Those of you who know me know that I LOVE SUNSHINE!! There are very few things I love more than being able to stretch out my bare toes in the sun and feel warm. When I soak up the rays, I truly feel that I am soaking up energy and restoring balance to my body.
I have felt this way since I was a child. Part of it may be that I come from a long line of New England sun-worshippers – I have many distinct memories of my mother “laying out” and of my grandmother “catching some sun.” This might be due to the extreme darkness of New England winters; when it’s finally summer (read: 60 degrees and sunny), you take advantage of it (read: bathing suit and tanning oil).
But perhaps my love for sun is actually my body’s way of telling me what it sorely needs: vitamin D.
I now realize that I have had chronic depression since I was a teenager. When I was in high school my friends would call me “Sunshine” for two reasons: partly because they knew I loved the sun, but mostly as a satirical comment on my anything-but-sunny outlook on life. When I was a freshman in [a New England] college, I learned about a thing called Seasonal Affective Disorder (appropriately called SAD), which is also known as the winter blues or seasonal depression. Whoa. This was huge to me. My depression had gotten pretty severe that winter, and had come with the stereotypical symptoms of insomnia and a terrible body image. I craved sunshine. I felt so desperate for it that I bought a UV light bulb for my dorm room!

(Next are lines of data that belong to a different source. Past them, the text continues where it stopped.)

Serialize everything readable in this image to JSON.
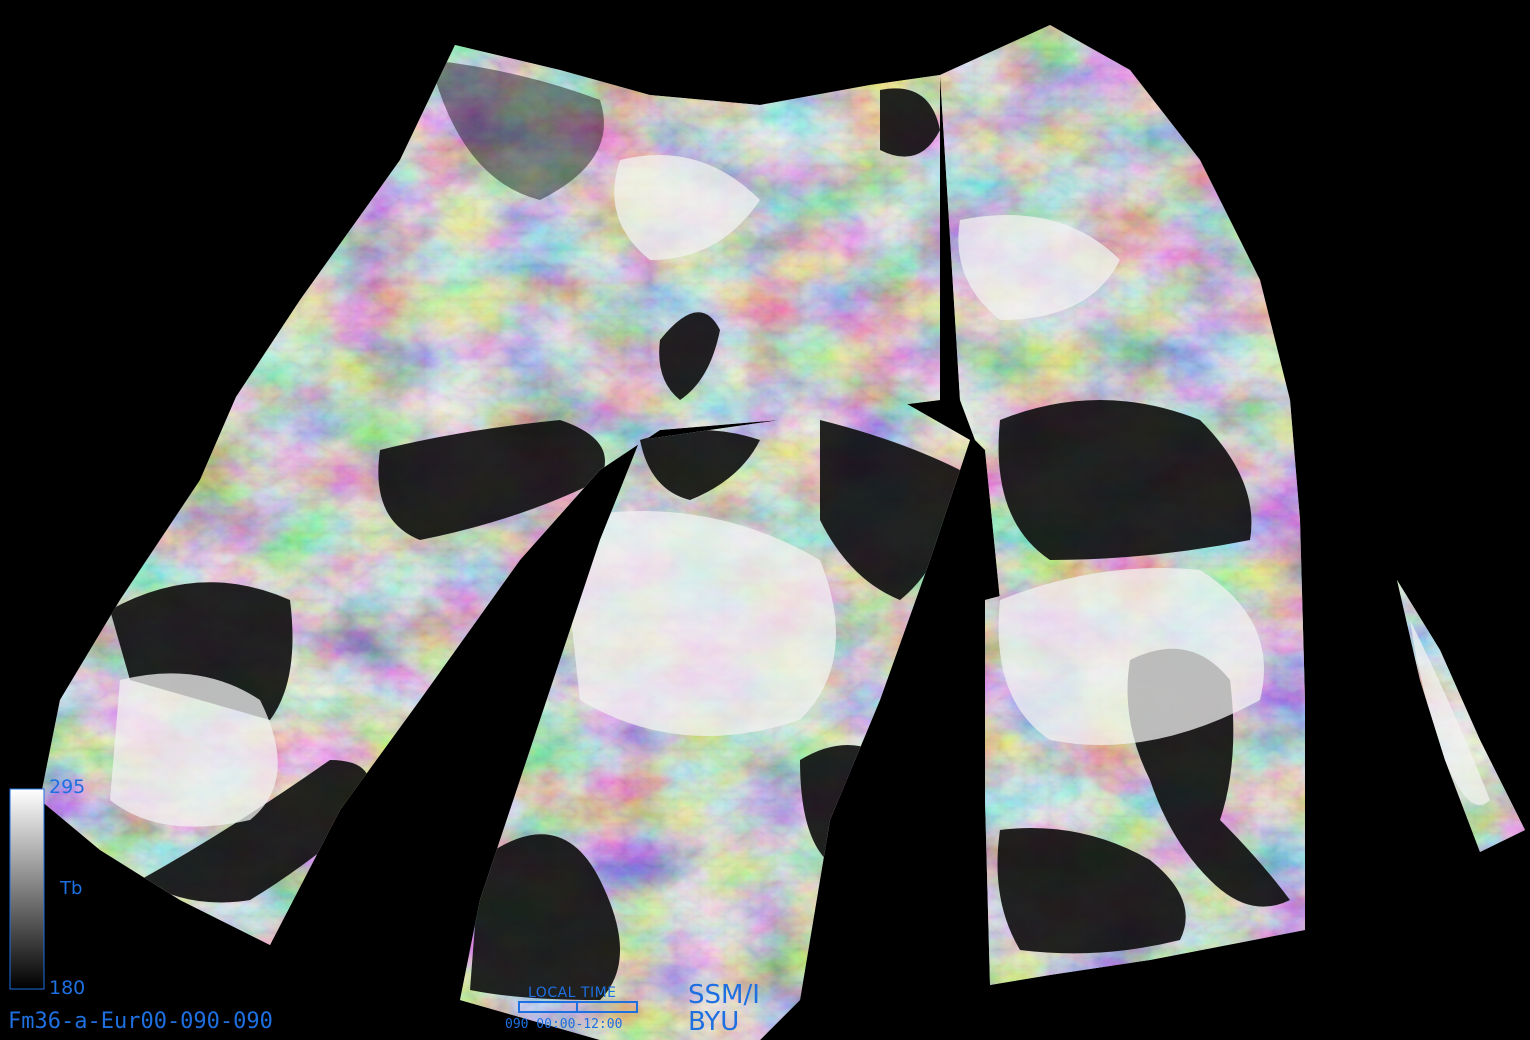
{
  "product": {
    "id": "Fm36-a-Eur00-090-090",
    "sensor": "SSM/I",
    "institution": "BYU"
  },
  "colorbar": {
    "max": "295",
    "min": "180",
    "quantity": "Tb",
    "colors": {
      "high": "#ffffff",
      "low": "#000000"
    }
  },
  "local_time": {
    "label": "LOCAL TIME",
    "range": "090 00:00-12:00",
    "fill_fraction": 0.5
  },
  "theme": {
    "background": "#000000",
    "annotation_color": "#1e6fe0"
  }
}
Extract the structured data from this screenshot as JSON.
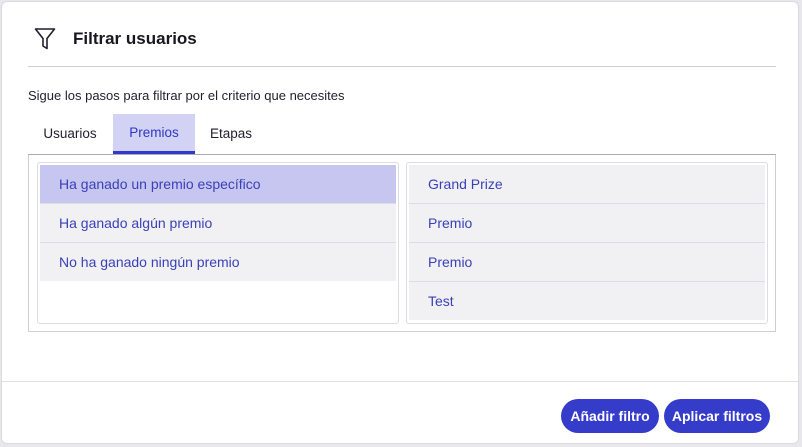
{
  "dialog": {
    "title": "Filtrar usuarios",
    "subtitle": "Sigue los pasos para filtrar por el criterio que necesites"
  },
  "tabs": [
    {
      "label": "Usuarios",
      "selected": false
    },
    {
      "label": "Premios",
      "selected": true
    },
    {
      "label": "Etapas",
      "selected": false
    }
  ],
  "criteria": [
    {
      "label": "Ha ganado un premio específico",
      "selected": true
    },
    {
      "label": "Ha ganado algún premio",
      "selected": false
    },
    {
      "label": "No ha ganado ningún premio",
      "selected": false
    }
  ],
  "prizes": [
    {
      "label": "Grand Prize"
    },
    {
      "label": "Premio"
    },
    {
      "label": "Premio"
    },
    {
      "label": "Test"
    }
  ],
  "footer": {
    "add_filter_label": "Añadir filtro",
    "apply_filters_label": "Aplicar filtros"
  },
  "icons": {
    "header": "filter-icon"
  },
  "colors": {
    "accent": "#353cca",
    "selected_bg": "#c6c6f0",
    "item_bg": "#f1f1f3",
    "item_text": "#3a40b8"
  }
}
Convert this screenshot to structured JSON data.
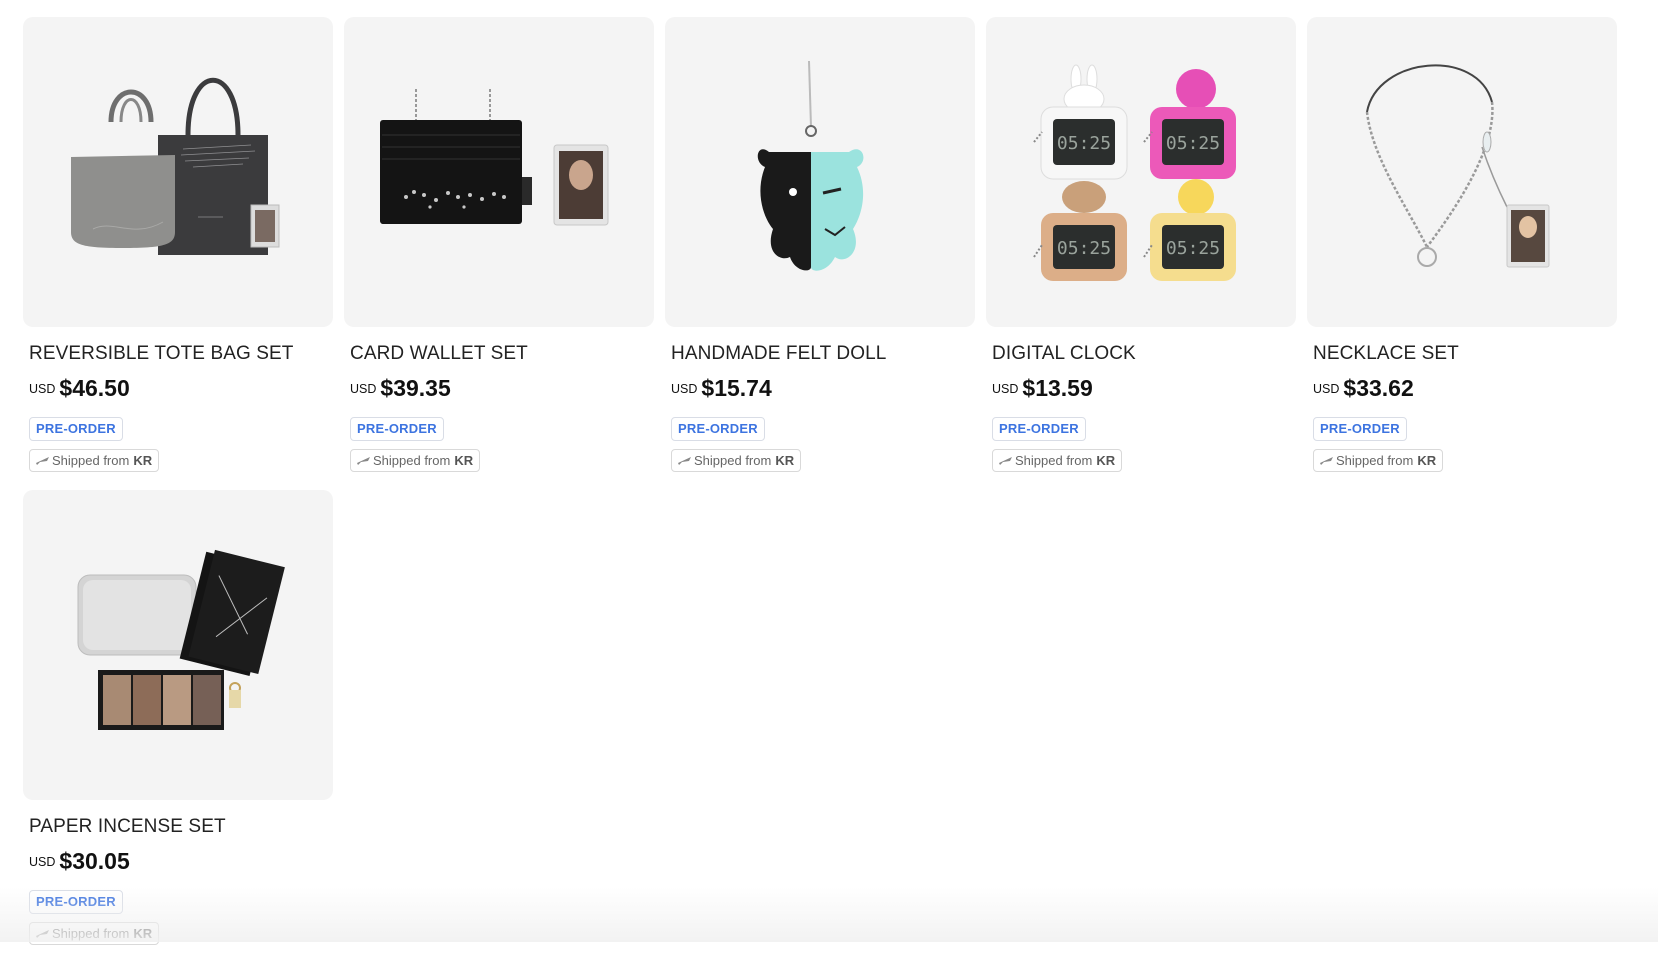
{
  "products": [
    {
      "title": "REVERSIBLE TOTE BAG SET",
      "currency": "USD",
      "price": "$46.50",
      "badge": "PRE-ORDER",
      "ship_prefix": "Shipped from",
      "ship_country": "KR",
      "image": "tote-bag-image"
    },
    {
      "title": "CARD WALLET SET",
      "currency": "USD",
      "price": "$39.35",
      "badge": "PRE-ORDER",
      "ship_prefix": "Shipped from",
      "ship_country": "KR",
      "image": "card-wallet-image"
    },
    {
      "title": "HANDMADE FELT DOLL",
      "currency": "USD",
      "price": "$15.74",
      "badge": "PRE-ORDER",
      "ship_prefix": "Shipped from",
      "ship_country": "KR",
      "image": "felt-doll-image"
    },
    {
      "title": "DIGITAL CLOCK",
      "currency": "USD",
      "price": "$13.59",
      "badge": "PRE-ORDER",
      "ship_prefix": "Shipped from",
      "ship_country": "KR",
      "image": "digital-clock-image",
      "clock_display": "05:25"
    },
    {
      "title": "NECKLACE SET",
      "currency": "USD",
      "price": "$33.62",
      "badge": "PRE-ORDER",
      "ship_prefix": "Shipped from",
      "ship_country": "KR",
      "image": "necklace-image"
    },
    {
      "title": "PAPER INCENSE SET",
      "currency": "USD",
      "price": "$30.05",
      "badge": "PRE-ORDER",
      "ship_prefix": "Shipped from",
      "ship_country": "KR",
      "image": "paper-incense-image"
    }
  ],
  "colors": {
    "thumb_bg": "#f4f4f4",
    "preorder_text": "#3d74e0",
    "badge_border": "#d9dde6"
  }
}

Now I realize that I was probably severely vitamin D deficient. I got sick often. I had trouble sleeping. I had depression. And I hadn’t seen the sun in 5 months. Experts at the Mayo Clinic say “Some studies suggest an association between low vitamin D levels in the blood and various mood disorders, including depression, seasonal affective disorder (SAD), and premenstrual syndrome. Also vitamin D supplementation may improve symptoms of depression associated with seasonal affective disorder.” And here’s another great article about the risks of Vitamin D deficiency.
Did you know that if you live north of San Francisco/Washington DC, it is impossible to get enough vitamin D from the sun in the winter? As in, IT IS NOT POSSIBLE. The sun is too low in the sky to penetrate the atmosphere effectively. Some people call it a Vitamin D Winter. Crazy, huh!
So now you’re probably wondering: if sunshine is the cure for depression, why have I struggled with it while living in Southern Arizona?
First of all, sunshine is not a cure for depression, but it can ease symptoms in some cases. Second, hormones and genetics also play a big role. And third, nearly 75% of people living in Southern Arizona are vitamin D deficient!!!* Isn’t that just crazy?!?! The sun shines literally 360 days of the year here!
But, as I noticed very quickly upon my arrival, the people of Arizona are afraid of the sun. They hate it. They will park 50 yards away just to be in the shade. They refuse to be outside between the hours of 9 and 3. At the park, every child (and parent) is wearing a hat, sunscreen (even at nine o’clock in the morning – literally, I saw someone today spray their kid and it was 8:50am) and sometimes even long sleeves even though it’s almost 100 degrees. NO ONE has a tan. We see people using umbrellas walking from their car to the store, and now my daughter asks, “It’s really hot out, Mommy, can I have an umbrella?”
The truth is, we NEED sunshine! Our bodies absorb vitamin D from the sun much more efficiently than from a supplement, and 10-20 minutes in peak sunlight can provide us with the appropriate amount without risking skin cancer. Of course I put [a natural] sunscreen on my kids when we’re out for a long time. But walking from the car to Target? Bring on the sun!
For the first four years of living in Southern Arizona, my depression symptoms drastically decreased. My insomnia was gone, my attitude was better, and overall I just felt healthy. Even my husband noticed a difference in me. The roller-coaster hormones of pregnancy and post-partum of two babies is what did me in, but more on that later.
I firmly believe that sunshine can make a difference, even if slight. So if you are having a lousy day, are sick all the time or are feeling blue, try getting your 15 minutes of rays every day, and see if it helps!
* REF: Am J Clinical Nutrition. Mar;87(3):608-13. 2008
I am not a medical professional, nor do I play one on TV. The comments and opinions expressed in these articles are merely comments and opinions. Please seek professional medical advice before making any changes to the diet, exercise, or medication of yourself or your children.